Exercise details | From the data below, return each line in which the string "this" is found.

[Source data]

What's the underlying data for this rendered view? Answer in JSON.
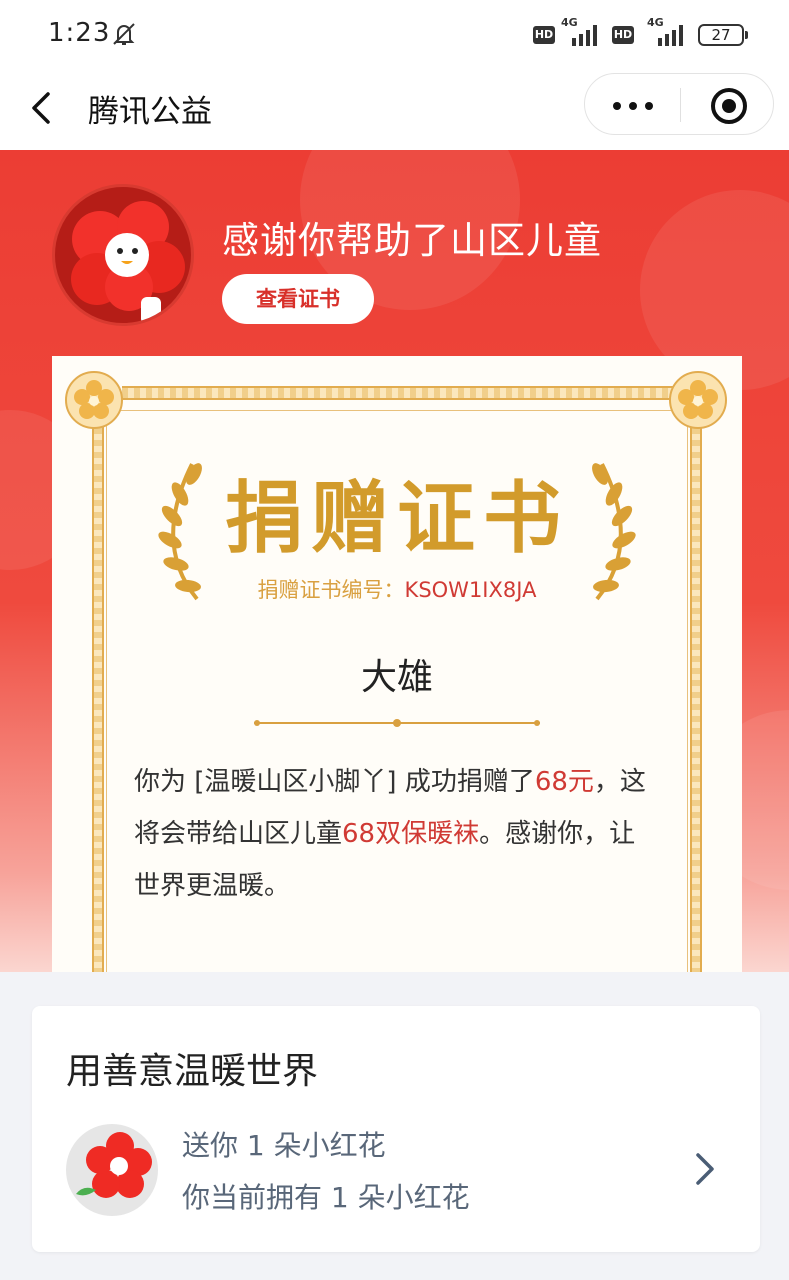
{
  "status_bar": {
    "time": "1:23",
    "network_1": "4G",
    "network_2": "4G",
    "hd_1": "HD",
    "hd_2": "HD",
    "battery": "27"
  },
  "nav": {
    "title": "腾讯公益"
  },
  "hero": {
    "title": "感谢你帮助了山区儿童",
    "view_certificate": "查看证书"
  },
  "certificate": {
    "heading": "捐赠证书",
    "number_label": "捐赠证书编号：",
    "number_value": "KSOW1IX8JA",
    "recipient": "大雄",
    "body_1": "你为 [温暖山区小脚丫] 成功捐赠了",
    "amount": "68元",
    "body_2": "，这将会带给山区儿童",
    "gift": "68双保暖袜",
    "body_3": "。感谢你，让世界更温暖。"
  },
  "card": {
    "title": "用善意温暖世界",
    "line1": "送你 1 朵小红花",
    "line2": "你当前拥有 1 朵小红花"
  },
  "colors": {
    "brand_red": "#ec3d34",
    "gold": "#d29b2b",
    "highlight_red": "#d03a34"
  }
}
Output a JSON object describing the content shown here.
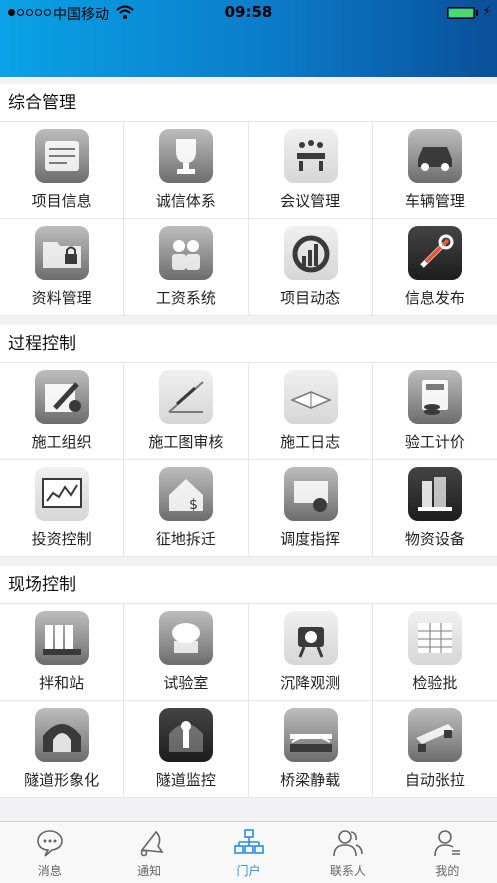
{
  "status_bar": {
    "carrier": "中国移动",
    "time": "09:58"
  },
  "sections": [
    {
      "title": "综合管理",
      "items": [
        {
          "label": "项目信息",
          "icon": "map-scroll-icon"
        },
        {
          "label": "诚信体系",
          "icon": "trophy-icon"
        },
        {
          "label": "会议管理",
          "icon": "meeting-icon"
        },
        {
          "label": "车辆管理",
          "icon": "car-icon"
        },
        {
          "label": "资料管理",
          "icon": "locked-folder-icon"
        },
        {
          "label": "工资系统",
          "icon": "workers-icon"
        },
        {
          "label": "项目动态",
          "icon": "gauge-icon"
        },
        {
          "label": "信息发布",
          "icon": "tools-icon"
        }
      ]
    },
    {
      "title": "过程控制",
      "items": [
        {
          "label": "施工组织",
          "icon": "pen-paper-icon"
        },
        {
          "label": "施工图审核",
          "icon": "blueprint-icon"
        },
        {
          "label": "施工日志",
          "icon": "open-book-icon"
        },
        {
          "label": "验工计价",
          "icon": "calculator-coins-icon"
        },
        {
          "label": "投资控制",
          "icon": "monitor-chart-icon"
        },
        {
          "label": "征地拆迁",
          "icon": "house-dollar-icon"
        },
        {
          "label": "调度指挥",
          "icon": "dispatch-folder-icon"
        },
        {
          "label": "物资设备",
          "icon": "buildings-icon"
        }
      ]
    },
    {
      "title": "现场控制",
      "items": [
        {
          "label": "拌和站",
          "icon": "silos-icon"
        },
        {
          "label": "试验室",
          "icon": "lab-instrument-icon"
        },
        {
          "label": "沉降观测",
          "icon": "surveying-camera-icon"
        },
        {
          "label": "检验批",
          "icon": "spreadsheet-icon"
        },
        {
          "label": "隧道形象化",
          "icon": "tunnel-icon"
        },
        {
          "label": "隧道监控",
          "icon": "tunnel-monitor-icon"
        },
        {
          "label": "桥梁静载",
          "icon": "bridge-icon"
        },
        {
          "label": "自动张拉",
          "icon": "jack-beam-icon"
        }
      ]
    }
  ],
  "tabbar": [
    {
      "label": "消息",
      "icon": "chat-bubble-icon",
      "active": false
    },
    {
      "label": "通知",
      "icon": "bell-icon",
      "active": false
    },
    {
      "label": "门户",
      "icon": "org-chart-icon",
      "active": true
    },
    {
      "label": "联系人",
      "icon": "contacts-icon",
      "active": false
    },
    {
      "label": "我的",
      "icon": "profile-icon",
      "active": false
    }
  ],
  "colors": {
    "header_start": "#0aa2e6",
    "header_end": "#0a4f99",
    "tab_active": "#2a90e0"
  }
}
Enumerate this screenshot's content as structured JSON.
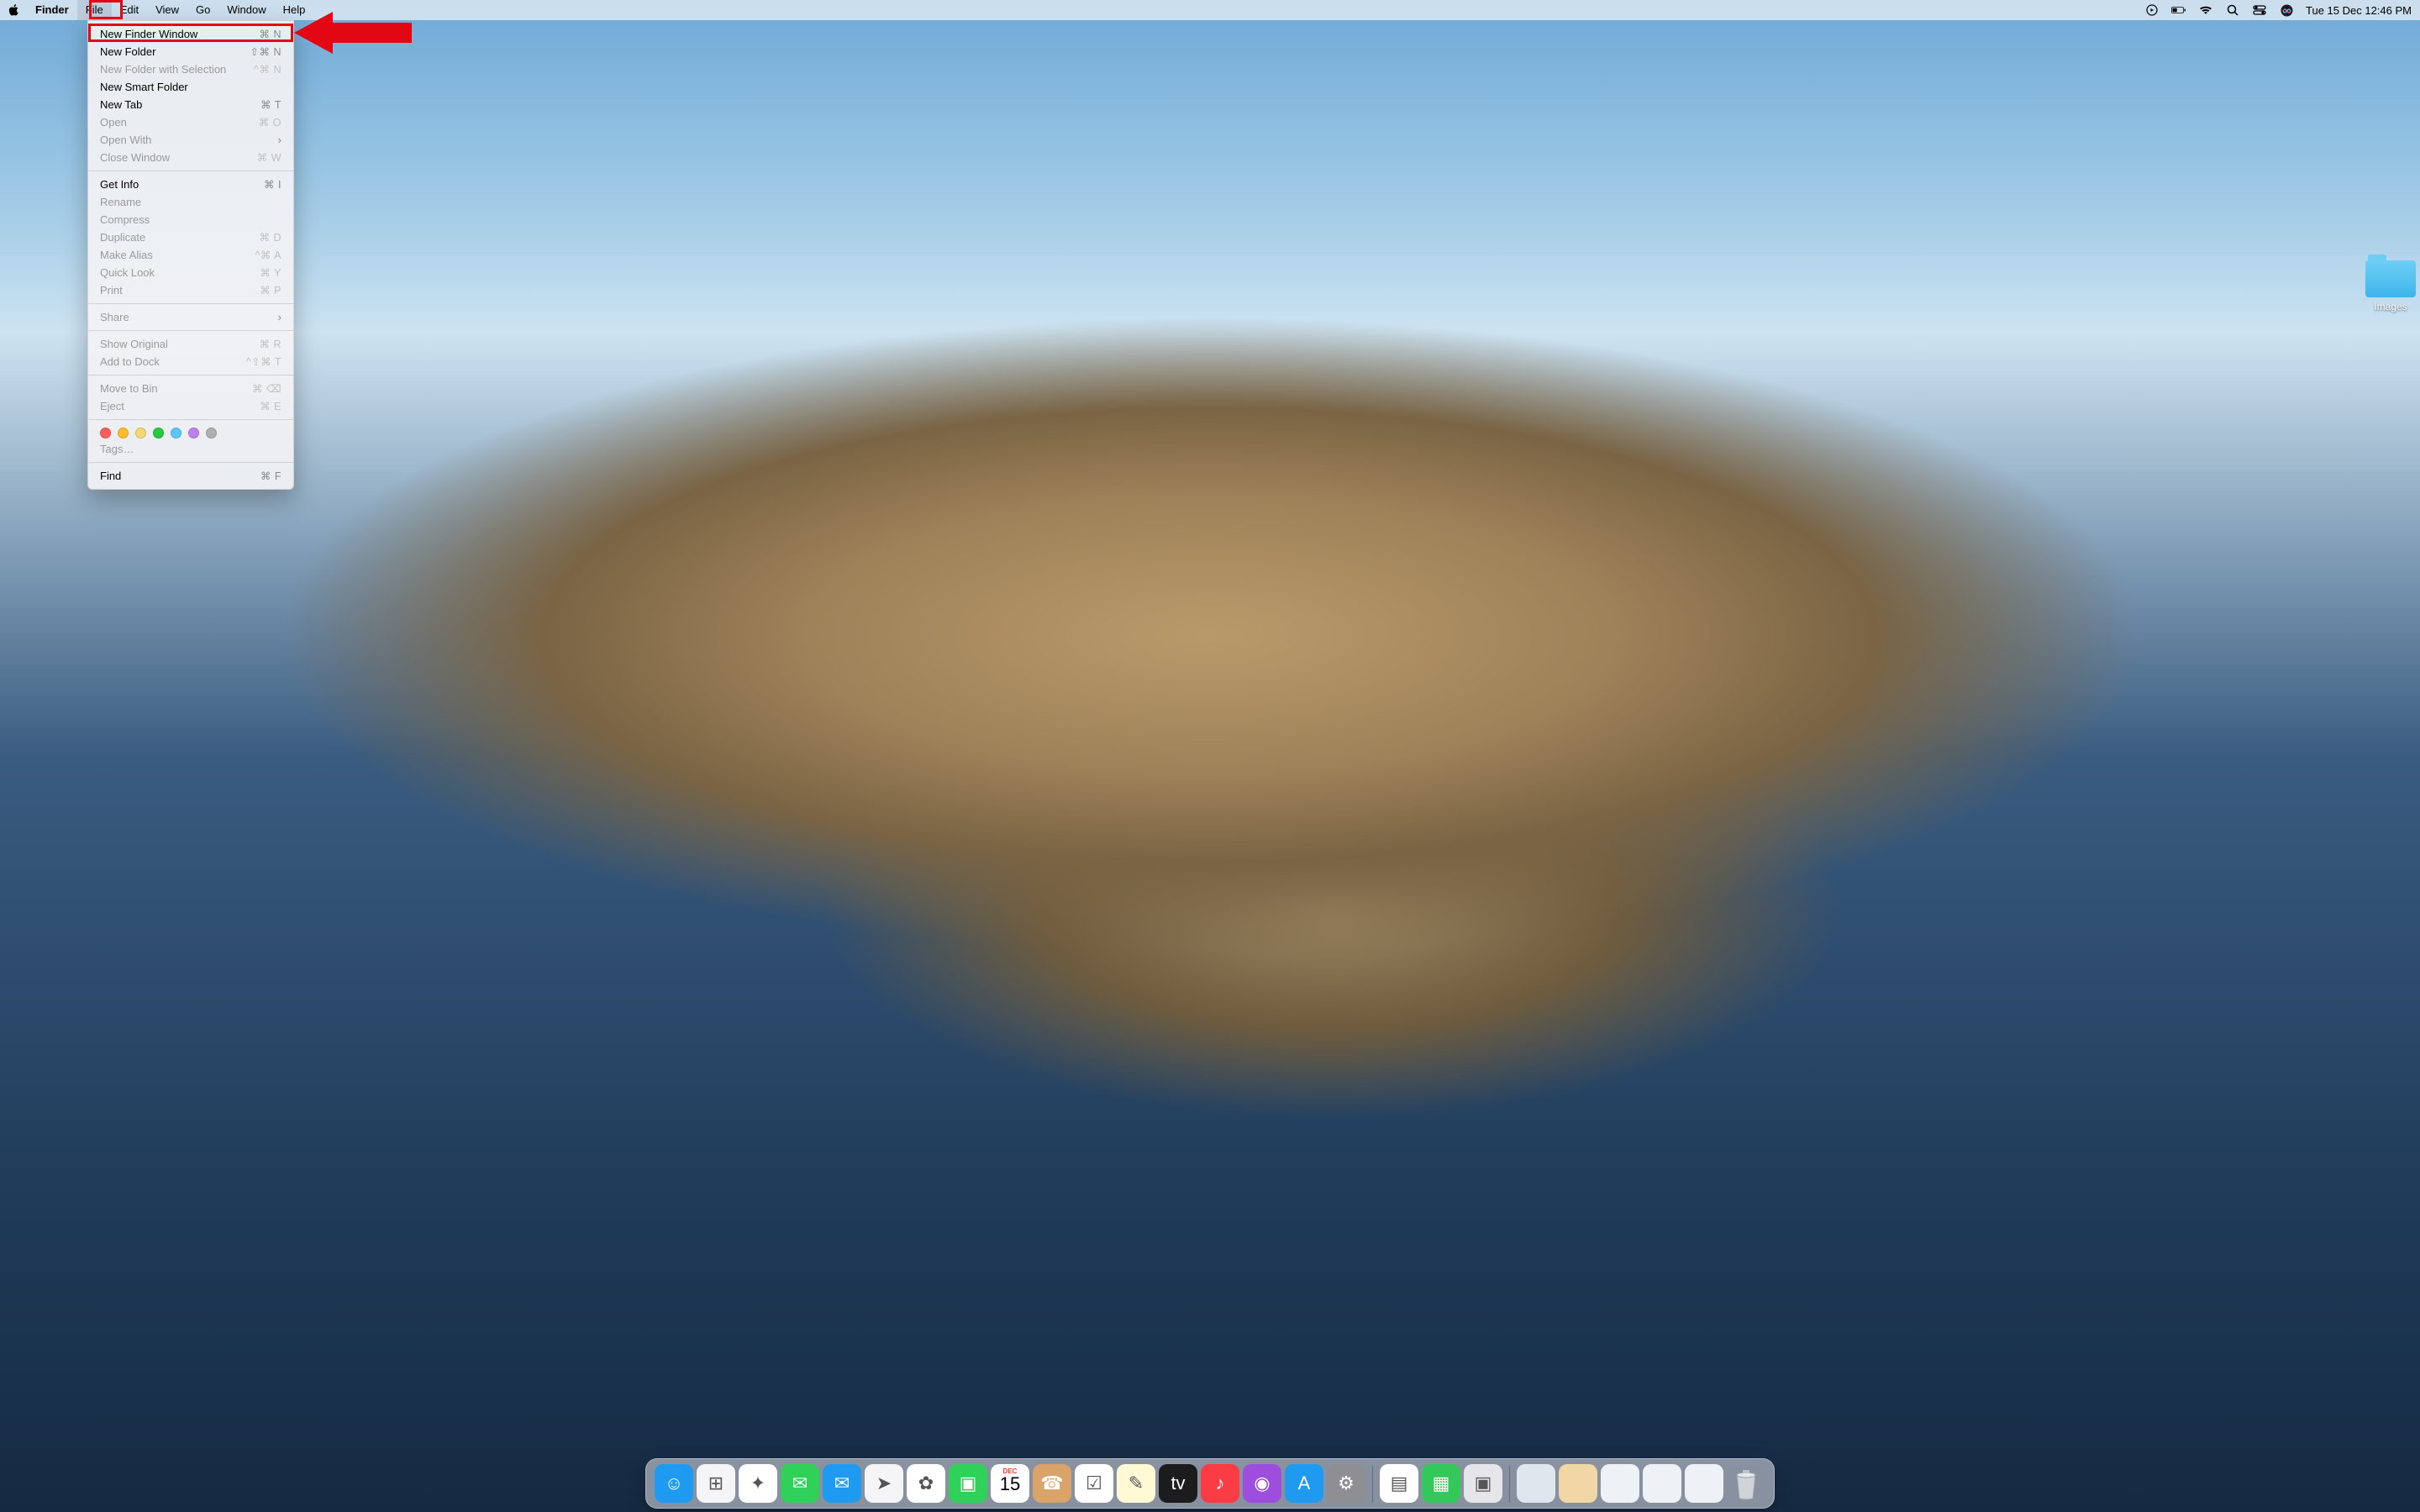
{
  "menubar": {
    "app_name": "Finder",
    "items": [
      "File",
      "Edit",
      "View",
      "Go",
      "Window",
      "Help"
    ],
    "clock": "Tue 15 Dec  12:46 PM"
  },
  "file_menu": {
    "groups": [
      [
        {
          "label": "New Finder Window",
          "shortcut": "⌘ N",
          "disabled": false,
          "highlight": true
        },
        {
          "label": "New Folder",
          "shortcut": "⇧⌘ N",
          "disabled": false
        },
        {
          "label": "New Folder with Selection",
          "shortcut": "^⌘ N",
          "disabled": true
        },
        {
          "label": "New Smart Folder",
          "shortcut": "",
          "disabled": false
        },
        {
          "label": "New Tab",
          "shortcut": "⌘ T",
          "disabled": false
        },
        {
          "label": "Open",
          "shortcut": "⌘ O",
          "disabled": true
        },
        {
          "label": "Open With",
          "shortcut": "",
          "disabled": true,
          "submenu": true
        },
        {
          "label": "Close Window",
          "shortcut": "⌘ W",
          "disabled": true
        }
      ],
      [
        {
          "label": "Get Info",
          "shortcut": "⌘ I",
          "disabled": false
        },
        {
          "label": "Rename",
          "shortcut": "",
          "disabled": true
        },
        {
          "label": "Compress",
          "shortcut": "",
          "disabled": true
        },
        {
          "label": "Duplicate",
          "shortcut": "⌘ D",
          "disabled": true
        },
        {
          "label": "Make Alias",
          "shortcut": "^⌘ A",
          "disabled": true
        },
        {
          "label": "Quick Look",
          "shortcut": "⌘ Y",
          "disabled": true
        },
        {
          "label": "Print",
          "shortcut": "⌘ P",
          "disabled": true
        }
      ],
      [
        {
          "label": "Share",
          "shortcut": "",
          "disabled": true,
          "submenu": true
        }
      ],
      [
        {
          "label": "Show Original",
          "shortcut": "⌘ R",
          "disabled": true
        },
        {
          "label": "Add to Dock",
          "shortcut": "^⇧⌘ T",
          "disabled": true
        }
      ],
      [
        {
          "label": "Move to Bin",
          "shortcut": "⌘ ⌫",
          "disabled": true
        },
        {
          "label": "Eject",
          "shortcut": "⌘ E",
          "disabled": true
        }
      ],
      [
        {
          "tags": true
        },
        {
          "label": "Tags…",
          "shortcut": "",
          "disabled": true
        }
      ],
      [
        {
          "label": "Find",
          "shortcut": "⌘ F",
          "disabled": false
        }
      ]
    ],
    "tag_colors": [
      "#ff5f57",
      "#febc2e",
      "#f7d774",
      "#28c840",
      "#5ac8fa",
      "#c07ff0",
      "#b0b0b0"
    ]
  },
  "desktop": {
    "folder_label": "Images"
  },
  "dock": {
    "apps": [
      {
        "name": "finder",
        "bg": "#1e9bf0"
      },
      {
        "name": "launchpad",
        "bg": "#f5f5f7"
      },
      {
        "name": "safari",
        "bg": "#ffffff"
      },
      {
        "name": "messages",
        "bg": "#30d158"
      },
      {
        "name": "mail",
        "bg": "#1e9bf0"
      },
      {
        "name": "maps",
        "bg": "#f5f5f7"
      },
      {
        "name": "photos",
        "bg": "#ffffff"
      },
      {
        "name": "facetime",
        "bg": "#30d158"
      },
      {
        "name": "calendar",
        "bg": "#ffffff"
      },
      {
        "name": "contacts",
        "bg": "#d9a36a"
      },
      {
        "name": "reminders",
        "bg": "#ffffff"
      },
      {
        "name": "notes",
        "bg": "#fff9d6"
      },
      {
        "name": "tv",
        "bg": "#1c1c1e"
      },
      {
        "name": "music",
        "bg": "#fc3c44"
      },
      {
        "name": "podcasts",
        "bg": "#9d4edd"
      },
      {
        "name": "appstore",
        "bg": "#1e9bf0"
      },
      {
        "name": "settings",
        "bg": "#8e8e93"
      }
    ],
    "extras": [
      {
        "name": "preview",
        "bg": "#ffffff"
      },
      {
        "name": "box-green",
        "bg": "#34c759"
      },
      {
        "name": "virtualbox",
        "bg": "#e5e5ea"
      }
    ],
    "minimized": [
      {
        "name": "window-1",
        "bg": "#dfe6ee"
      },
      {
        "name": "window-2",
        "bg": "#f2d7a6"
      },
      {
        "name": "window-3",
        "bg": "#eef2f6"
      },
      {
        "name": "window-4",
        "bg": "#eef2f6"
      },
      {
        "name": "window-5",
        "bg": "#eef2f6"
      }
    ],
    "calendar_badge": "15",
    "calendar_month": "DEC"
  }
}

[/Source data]

Written answer |
What's the underlying data for this rendered view? Answer in JSON.
Enumerate this screenshot's content as structured JSON.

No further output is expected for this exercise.